MATERIAL SUPPLIED Start Marker

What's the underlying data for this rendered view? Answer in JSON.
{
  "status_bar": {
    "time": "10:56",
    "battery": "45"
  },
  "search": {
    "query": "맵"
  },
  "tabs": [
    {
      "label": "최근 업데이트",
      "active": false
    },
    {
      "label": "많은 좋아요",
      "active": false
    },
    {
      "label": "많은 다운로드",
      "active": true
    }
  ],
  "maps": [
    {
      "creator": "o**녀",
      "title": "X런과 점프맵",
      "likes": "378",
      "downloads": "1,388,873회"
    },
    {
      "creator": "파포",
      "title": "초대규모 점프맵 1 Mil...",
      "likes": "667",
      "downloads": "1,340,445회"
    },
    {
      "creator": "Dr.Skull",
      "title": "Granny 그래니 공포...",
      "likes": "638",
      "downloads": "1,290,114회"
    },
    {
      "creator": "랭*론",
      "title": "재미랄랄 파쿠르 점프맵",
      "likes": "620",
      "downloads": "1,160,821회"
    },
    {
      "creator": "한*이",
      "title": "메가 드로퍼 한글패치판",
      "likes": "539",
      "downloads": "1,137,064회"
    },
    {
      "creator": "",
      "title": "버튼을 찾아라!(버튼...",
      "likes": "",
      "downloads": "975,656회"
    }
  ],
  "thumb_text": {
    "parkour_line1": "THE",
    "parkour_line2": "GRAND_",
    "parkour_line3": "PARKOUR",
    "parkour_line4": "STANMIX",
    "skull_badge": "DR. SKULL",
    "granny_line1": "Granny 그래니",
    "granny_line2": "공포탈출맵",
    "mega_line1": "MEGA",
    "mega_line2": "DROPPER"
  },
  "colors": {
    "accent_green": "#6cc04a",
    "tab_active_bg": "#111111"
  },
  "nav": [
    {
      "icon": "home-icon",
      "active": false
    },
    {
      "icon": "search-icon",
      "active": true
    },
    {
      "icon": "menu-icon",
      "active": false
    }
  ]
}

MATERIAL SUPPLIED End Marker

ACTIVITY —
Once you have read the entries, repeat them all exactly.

RESPONSE —
What's the underlying data for this rendered view? Answer in JSON.
{
  "status_bar": {
    "time": "10:56",
    "battery": "45"
  },
  "search": {
    "query": "맵"
  },
  "tabs": [
    {
      "label": "최근 업데이트",
      "active": false
    },
    {
      "label": "많은 좋아요",
      "active": false
    },
    {
      "label": "많은 다운로드",
      "active": true
    }
  ],
  "maps": [
    {
      "creator": "o**녀",
      "title": "X런과 점프맵",
      "likes": "378",
      "downloads": "1,388,873회"
    },
    {
      "creator": "파포",
      "title": "초대규모 점프맵 1 Mil...",
      "likes": "667",
      "downloads": "1,340,445회"
    },
    {
      "creator": "Dr.Skull",
      "title": "Granny 그래니 공포...",
      "likes": "638",
      "downloads": "1,290,114회"
    },
    {
      "creator": "랭*론",
      "title": "재미랄랄 파쿠르 점프맵",
      "likes": "620",
      "downloads": "1,160,821회"
    },
    {
      "creator": "한*이",
      "title": "메가 드로퍼 한글패치판",
      "likes": "539",
      "downloads": "1,137,064회"
    },
    {
      "creator": "",
      "title": "버튼을 찾아라!(버튼...",
      "likes": "",
      "downloads": "975,656회"
    }
  ],
  "thumb_text": {
    "parkour_line1": "THE",
    "parkour_line2": "GRAND_",
    "parkour_line3": "PARKOUR",
    "parkour_line4": "STANMIX",
    "skull_badge": "DR. SKULL",
    "granny_line1": "Granny 그래니",
    "granny_line2": "공포탈출맵",
    "mega_line1": "MEGA",
    "mega_line2": "DROPPER"
  },
  "colors": {
    "accent_green": "#6cc04a",
    "tab_active_bg": "#111111"
  },
  "nav": [
    {
      "icon": "home-icon",
      "active": false
    },
    {
      "icon": "search-icon",
      "active": true
    },
    {
      "icon": "menu-icon",
      "active": false
    }
  ]
}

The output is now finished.